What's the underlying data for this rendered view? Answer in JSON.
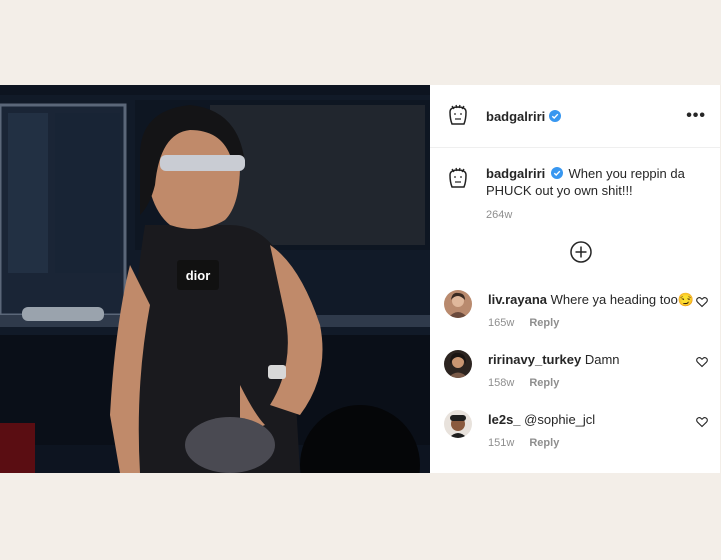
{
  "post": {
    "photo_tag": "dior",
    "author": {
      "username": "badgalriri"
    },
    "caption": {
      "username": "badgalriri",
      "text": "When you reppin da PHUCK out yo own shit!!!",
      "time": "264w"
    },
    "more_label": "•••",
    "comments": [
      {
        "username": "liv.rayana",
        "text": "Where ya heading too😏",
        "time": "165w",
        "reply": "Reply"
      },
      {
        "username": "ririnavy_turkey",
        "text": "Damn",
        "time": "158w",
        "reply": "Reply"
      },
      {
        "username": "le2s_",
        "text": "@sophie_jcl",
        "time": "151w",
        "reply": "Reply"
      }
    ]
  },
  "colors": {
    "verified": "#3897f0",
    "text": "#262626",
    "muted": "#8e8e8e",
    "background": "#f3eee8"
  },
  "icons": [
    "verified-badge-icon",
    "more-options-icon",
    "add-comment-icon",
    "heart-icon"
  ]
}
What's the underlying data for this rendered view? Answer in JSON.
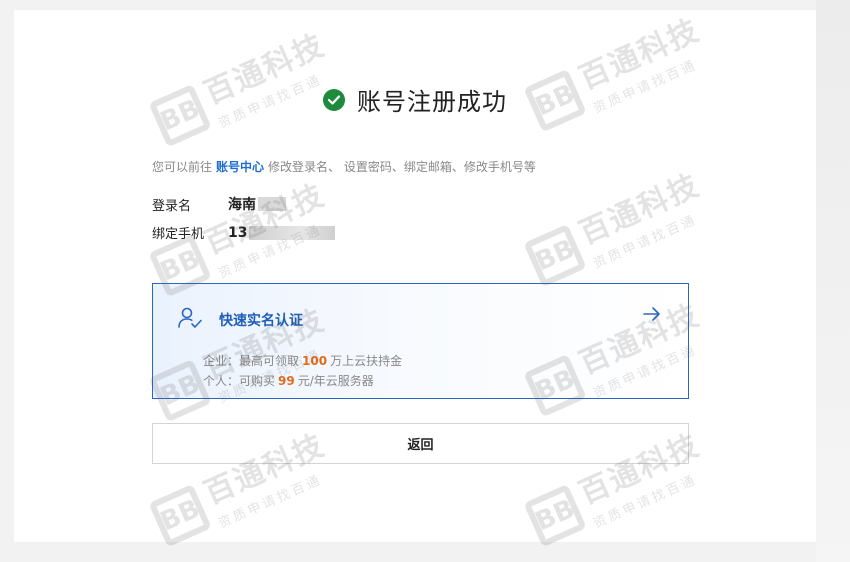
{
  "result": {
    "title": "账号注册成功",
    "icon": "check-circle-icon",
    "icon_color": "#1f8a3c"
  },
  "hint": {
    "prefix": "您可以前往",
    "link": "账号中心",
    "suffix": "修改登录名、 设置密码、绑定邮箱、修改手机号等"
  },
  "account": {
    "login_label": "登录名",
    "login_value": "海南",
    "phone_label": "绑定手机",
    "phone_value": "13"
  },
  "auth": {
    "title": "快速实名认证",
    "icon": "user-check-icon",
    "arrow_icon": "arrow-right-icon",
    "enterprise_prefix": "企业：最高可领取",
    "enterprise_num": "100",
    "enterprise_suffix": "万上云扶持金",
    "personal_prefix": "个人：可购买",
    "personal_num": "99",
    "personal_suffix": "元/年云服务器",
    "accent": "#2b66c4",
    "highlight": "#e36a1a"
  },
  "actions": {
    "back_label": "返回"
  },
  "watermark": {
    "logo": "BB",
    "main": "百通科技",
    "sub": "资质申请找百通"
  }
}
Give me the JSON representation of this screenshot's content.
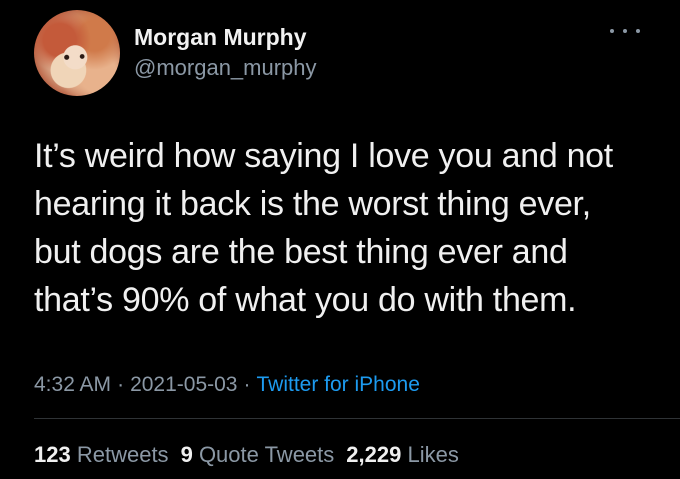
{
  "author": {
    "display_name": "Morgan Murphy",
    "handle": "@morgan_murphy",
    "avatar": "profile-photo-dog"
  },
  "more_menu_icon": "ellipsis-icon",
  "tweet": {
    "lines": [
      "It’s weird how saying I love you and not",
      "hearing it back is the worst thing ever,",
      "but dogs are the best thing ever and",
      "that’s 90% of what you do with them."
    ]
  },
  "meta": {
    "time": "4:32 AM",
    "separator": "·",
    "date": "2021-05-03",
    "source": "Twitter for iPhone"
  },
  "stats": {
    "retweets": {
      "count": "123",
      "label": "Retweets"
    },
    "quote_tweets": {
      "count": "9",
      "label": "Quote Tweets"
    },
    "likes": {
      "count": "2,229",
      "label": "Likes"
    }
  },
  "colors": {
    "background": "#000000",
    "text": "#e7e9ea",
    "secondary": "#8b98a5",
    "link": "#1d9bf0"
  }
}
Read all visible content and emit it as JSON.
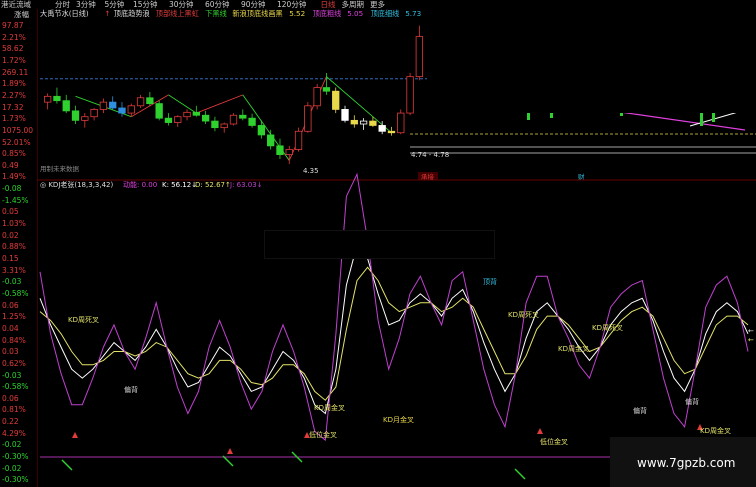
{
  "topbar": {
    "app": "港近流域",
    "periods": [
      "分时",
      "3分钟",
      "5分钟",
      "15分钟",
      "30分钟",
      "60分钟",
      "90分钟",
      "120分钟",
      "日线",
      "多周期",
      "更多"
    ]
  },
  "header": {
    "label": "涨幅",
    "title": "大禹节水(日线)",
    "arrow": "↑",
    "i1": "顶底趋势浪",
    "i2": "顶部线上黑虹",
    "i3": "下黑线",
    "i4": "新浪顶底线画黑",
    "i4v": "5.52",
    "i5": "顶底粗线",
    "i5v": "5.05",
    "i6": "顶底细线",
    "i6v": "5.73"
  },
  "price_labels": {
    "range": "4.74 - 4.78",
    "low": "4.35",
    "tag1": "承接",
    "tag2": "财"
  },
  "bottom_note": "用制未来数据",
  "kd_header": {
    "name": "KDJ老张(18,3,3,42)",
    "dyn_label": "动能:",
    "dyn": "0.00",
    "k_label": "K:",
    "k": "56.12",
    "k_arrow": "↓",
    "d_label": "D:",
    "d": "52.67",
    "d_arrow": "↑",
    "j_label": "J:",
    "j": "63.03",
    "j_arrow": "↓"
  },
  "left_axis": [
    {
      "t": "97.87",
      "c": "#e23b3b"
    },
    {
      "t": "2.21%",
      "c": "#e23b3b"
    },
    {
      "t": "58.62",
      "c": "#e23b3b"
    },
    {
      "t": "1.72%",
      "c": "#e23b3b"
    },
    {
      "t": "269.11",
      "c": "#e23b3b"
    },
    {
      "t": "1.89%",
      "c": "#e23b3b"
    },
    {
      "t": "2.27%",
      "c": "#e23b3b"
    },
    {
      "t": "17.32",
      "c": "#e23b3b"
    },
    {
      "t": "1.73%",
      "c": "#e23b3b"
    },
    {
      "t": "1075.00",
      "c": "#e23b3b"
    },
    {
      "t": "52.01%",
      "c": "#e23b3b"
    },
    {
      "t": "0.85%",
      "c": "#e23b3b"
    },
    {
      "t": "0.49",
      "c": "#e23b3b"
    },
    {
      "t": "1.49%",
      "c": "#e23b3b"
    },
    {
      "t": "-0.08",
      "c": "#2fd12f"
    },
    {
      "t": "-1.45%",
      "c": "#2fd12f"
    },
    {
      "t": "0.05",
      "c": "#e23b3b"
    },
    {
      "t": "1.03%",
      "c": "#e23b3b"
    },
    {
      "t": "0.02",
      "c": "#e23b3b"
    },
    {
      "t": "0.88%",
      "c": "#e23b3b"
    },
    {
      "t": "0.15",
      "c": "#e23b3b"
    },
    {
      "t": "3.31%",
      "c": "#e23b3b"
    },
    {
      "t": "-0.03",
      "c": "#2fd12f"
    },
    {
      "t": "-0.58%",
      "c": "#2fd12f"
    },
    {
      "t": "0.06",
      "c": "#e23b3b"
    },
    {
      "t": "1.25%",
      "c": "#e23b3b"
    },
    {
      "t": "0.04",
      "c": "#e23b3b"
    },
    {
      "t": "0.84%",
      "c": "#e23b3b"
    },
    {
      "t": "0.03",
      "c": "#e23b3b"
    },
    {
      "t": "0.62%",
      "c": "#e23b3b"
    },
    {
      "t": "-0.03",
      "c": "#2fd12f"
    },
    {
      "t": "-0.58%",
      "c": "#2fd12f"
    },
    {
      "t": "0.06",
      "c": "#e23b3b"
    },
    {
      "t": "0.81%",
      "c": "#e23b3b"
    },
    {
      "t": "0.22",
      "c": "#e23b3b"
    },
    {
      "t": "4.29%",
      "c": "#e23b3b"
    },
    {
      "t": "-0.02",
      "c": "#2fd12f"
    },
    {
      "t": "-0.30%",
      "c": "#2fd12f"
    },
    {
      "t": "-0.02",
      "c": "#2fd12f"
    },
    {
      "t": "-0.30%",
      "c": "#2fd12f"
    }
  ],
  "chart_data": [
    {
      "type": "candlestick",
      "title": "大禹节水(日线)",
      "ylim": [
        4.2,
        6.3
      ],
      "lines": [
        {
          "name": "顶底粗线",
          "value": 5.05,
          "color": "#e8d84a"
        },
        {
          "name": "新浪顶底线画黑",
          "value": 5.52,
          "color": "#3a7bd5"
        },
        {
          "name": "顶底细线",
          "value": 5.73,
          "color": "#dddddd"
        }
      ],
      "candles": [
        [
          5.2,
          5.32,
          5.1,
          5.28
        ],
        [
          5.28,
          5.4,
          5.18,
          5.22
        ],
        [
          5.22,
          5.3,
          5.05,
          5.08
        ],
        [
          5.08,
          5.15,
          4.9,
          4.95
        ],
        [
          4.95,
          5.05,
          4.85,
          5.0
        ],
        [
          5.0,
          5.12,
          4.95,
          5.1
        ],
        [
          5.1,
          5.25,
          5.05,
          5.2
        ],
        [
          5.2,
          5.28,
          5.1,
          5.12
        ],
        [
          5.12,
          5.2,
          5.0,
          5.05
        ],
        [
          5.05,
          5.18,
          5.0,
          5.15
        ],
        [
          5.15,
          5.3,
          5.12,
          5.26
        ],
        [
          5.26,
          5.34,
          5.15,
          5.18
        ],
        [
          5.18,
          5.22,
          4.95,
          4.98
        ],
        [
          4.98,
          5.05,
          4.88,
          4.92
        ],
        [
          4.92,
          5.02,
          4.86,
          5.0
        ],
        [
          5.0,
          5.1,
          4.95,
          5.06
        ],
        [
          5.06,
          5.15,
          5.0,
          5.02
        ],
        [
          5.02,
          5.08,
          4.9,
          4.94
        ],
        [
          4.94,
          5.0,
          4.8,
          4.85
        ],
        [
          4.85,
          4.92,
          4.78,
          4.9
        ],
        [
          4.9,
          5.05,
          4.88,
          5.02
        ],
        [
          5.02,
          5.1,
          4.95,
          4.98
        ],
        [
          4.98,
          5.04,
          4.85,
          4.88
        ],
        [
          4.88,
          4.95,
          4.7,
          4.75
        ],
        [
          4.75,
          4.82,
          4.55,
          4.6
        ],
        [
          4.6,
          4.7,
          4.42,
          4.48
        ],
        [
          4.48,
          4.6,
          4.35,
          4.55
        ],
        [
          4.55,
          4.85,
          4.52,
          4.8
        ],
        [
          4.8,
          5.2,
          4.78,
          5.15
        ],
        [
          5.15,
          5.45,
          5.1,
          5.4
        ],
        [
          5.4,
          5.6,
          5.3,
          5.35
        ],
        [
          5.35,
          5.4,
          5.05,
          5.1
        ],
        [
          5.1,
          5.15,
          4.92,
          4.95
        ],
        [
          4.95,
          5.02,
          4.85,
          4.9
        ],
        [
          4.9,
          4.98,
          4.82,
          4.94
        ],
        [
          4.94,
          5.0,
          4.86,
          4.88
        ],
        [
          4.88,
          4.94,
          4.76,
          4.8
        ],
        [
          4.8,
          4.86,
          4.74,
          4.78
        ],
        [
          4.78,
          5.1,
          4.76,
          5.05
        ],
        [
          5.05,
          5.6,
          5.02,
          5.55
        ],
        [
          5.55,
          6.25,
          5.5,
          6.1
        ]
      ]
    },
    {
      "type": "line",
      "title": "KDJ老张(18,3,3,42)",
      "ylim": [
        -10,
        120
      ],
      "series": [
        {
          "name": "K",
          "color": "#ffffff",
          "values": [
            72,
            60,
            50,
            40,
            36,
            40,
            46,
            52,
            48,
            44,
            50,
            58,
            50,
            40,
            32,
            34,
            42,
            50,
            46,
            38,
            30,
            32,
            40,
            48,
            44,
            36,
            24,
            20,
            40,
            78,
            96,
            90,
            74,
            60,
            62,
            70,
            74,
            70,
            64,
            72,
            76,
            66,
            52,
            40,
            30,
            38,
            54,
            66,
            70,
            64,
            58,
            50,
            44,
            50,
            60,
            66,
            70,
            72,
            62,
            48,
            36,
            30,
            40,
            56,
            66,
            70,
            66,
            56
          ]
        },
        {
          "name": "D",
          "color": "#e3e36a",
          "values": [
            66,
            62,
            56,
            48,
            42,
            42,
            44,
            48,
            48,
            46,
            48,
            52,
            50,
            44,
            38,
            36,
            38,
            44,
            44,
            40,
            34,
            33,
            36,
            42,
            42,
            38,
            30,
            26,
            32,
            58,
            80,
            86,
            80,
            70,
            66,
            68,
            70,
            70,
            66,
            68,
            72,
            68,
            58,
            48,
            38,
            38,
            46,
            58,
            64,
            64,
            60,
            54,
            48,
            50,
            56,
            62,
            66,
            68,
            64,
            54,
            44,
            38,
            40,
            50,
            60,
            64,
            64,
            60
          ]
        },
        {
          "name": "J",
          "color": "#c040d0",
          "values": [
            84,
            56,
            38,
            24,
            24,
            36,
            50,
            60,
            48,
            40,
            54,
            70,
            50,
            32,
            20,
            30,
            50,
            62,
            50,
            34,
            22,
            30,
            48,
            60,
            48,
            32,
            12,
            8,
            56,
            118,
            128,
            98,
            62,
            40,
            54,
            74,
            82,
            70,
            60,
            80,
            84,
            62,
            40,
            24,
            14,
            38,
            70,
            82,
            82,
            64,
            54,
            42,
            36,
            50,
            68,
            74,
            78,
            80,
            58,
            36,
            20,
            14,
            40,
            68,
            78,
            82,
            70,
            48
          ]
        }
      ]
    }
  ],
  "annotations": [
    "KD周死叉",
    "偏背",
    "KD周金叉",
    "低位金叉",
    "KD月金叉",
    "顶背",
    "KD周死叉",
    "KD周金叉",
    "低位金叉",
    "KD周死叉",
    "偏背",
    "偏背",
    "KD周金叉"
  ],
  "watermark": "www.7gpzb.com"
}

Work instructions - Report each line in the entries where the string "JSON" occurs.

Solution to the problem -
What's the underlying data for this rendered view? Answer in JSON.
What's the underlying data for this rendered view? Answer in JSON.
Give me the JSON representation of this screenshot's content.
Read all visible content and emit it as JSON.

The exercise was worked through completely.